Web projects create Web applications. You can use a Web project to create a Web application that has smart Web pages. A smart Web page has server-side code that renders the Web page on demand.
Using traditional programming languages, such as Visual Basic or Visual C#, you can create smart Web pages to collect and process information from a user, store it in a database, and so on.
The code-behind model associates dependent source code files with Web pages that have the file extension .aspx or .asmx. For example, hello.aspx might have the dependent source code file hello.aspx.cs.
The server-side code associated with a smart Web page is compiled into an executable file that is located in the Web site /bin folder.
Additional source code files, such as helper classes that are not associated with a specific Web page, are located in the Web site /App_Code folder.

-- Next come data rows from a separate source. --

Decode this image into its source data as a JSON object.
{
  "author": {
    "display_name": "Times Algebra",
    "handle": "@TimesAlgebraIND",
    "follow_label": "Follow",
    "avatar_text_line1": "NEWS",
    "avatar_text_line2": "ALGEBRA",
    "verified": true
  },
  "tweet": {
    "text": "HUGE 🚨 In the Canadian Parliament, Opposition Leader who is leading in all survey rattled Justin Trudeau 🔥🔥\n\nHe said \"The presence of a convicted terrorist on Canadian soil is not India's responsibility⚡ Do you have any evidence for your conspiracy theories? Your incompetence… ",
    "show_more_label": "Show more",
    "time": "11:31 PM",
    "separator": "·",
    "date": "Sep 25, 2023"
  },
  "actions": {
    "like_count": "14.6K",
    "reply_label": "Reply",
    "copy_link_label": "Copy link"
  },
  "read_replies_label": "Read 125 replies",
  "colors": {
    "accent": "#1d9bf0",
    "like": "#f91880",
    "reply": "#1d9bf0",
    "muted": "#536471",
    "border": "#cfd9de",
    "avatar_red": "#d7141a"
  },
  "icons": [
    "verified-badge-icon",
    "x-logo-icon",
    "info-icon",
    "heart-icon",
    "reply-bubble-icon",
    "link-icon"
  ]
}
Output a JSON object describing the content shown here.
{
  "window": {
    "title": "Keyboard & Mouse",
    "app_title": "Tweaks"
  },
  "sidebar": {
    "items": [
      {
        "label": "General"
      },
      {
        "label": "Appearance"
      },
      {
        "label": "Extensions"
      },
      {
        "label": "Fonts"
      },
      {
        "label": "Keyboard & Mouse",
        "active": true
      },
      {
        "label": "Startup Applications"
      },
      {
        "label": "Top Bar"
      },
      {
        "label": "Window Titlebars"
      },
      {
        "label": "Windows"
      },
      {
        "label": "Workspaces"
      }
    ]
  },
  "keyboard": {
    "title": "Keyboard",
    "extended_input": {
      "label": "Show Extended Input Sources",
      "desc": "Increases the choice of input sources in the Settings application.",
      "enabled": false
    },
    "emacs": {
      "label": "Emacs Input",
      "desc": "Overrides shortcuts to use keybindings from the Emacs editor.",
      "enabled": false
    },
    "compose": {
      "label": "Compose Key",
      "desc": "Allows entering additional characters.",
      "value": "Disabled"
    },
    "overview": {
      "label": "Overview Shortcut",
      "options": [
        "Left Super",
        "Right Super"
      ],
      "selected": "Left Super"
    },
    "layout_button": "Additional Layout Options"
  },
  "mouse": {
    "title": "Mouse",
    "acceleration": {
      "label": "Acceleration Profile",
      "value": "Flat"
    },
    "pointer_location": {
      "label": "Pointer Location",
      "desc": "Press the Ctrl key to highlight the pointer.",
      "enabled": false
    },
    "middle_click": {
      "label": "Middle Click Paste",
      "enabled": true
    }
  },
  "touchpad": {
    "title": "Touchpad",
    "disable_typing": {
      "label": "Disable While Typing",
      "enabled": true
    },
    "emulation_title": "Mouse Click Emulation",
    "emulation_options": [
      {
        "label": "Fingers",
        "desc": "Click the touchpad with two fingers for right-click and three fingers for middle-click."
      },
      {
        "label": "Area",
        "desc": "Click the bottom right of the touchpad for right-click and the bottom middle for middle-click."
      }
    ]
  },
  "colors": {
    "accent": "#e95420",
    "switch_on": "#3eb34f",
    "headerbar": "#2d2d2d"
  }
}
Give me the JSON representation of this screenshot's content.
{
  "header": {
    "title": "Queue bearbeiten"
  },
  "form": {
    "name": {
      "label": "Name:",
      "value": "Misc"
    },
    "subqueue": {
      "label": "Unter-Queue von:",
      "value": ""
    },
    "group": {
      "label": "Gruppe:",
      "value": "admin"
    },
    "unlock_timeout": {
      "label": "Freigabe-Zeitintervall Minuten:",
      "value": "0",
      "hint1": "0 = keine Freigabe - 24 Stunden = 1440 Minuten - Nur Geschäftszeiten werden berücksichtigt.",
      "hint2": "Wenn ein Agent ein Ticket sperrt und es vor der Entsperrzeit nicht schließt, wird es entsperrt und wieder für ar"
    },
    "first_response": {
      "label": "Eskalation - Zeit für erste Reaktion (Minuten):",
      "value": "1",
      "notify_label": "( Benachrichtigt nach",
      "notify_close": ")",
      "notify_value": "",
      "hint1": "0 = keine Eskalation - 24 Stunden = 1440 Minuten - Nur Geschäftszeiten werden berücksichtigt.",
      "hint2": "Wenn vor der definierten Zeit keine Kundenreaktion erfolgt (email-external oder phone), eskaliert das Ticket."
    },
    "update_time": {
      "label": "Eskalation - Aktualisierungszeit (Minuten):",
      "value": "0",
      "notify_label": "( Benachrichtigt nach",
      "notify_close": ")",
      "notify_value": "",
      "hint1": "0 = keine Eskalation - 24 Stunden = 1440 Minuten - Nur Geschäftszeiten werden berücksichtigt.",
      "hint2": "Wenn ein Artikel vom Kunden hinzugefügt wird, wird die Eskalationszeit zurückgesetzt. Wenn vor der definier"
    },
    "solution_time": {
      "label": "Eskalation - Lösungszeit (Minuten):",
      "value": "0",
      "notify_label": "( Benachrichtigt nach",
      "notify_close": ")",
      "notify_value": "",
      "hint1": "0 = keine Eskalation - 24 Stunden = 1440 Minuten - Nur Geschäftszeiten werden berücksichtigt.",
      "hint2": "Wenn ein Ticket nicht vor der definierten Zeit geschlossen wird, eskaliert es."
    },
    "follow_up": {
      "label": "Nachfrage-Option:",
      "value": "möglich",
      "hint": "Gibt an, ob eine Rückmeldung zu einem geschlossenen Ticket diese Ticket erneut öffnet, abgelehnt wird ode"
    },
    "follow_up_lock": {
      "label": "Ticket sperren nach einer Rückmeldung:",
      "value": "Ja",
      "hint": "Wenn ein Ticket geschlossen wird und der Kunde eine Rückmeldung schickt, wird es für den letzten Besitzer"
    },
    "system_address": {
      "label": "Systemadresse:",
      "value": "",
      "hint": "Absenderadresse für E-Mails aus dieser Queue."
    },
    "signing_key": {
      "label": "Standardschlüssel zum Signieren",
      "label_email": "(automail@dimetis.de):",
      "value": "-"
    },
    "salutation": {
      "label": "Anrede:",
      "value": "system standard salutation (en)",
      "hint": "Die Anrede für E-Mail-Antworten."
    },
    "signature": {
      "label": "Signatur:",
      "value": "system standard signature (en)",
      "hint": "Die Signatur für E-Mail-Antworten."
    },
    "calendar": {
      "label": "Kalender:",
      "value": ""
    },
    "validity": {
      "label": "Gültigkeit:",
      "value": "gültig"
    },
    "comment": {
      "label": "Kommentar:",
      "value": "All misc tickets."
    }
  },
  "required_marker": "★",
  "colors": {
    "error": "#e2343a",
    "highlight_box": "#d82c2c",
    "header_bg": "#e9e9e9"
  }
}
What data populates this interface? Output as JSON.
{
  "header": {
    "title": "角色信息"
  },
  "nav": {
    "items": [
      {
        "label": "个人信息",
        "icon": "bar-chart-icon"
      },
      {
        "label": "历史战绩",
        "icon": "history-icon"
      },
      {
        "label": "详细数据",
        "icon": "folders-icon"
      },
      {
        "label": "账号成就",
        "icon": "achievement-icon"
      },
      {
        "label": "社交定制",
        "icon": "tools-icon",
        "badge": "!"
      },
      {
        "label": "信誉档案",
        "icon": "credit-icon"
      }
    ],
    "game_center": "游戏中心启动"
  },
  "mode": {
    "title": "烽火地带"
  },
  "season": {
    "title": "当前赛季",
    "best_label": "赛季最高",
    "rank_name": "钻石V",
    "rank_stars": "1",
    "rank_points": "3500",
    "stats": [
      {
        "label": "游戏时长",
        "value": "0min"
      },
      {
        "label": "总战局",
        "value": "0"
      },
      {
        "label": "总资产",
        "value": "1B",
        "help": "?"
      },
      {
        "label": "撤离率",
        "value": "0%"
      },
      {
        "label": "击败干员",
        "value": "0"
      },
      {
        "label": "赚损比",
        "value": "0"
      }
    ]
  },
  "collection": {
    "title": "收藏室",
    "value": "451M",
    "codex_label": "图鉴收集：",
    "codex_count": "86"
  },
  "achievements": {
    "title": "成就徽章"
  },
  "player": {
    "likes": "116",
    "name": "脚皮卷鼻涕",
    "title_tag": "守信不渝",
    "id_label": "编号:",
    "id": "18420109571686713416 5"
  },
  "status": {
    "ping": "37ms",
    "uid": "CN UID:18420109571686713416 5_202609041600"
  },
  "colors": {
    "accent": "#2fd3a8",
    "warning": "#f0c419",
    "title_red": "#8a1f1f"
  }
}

A Web site project (WSP) generates one executable file for each smart Web page. Additional executable files are generated from any source code files in the /App_Code folder.
A Web application project (WAP) produces a single executable file that combines the code for all smart Web pages, as well as all source files in the /App_Code folder.
The solution file for a Web project is located separately from the Web site itself. By default, solution files are located at \Documents and Settings\YourAccount\My Documents\<Visual Studio ####>\Projects\YourWebSite.
If you want to keep the solution file with the Web site, just move it there and reopen it.
If you open a Web site that has no solution file in Visual Studio 2008, a new solution file is automatically generated for it.
Web projects have no project files. Project information is stored in the solution file, the web.config file, and elsewhere.
Adding global properties to a Web project automatically creates a storage file in the Web project solution folder.
A smart Web page can be associated with a server-side programming language by using the Page directive or the <script runat="server"> tag.
In addition, Web pages can have any number of client-side scripting blocks written in any scripting language.
A Web site project system is implemented by adding project and item templates and registration to the Visual Web Developer project.
A WAP system is implemented as a project subtype, also called a project flavor. The Visual Web Developer project is flavored by the WAP subtype to create the WAP system. For more information on project subtypes, see Project Subtypes.
A smart Web page combines HTML with a server-side programming language. The server-side language is called the contained language. To support a contained language, the Web project system must implement the IVsContainedLanguage family of interfaces.
To support the contained language in an editor, the HTML language service must defer displaying contained language code to a contained language service.
Error markers (red squigglies) should always be created in the code editor's primary buffer.